→ TASK DESCRIPTION
Your answer should consist of all lines in the listing that hold the word "title".

-------- DATA FOR ANALYSIS

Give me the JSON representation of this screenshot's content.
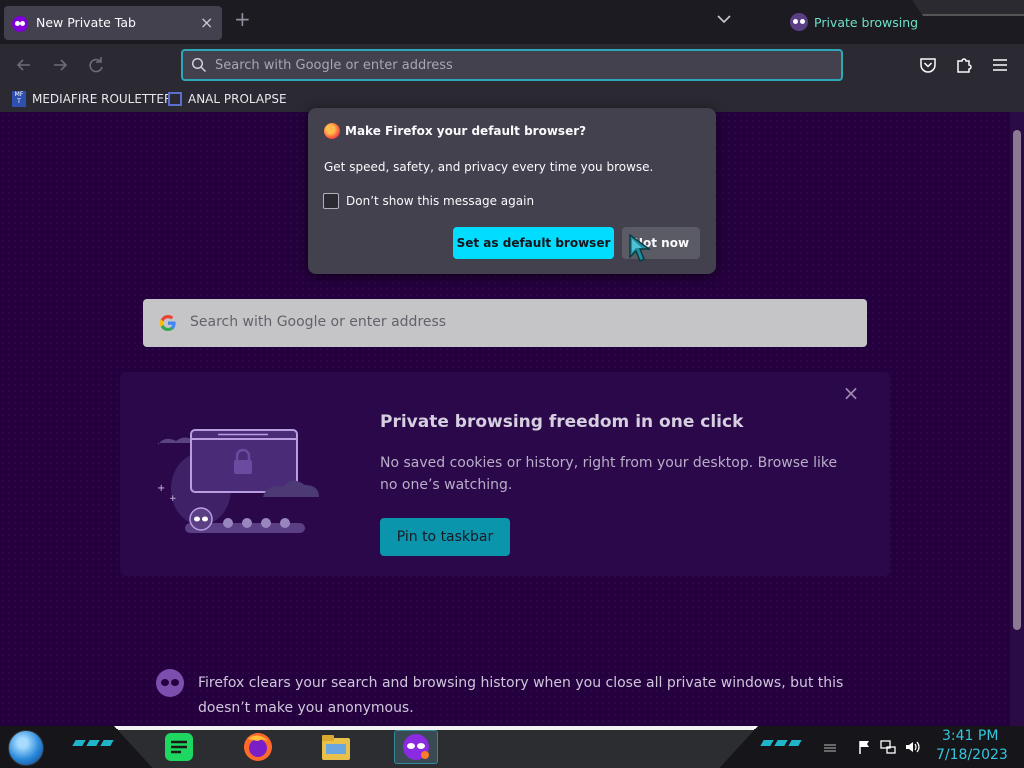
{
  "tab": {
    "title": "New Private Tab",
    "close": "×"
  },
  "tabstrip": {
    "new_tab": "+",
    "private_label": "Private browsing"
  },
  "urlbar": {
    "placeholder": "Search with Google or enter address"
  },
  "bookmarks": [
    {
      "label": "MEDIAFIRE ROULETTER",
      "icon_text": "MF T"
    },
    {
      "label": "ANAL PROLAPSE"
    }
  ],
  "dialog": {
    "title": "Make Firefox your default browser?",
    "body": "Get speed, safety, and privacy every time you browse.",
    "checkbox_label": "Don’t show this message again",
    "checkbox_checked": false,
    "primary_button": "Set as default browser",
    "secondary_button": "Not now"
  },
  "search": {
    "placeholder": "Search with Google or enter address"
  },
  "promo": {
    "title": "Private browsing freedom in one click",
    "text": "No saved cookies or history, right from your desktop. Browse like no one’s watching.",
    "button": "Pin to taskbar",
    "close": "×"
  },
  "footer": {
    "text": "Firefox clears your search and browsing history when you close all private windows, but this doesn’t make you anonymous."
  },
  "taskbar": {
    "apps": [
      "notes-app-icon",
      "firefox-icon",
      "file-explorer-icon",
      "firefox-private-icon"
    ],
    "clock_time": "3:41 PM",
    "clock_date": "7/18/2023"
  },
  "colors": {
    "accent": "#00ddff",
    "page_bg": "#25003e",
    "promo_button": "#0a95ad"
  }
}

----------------

→ TASK RESULT
    "title": "New Private Tab",
    "title": "Make Firefox your default browser?",
    "title": "Private browsing freedom in one click",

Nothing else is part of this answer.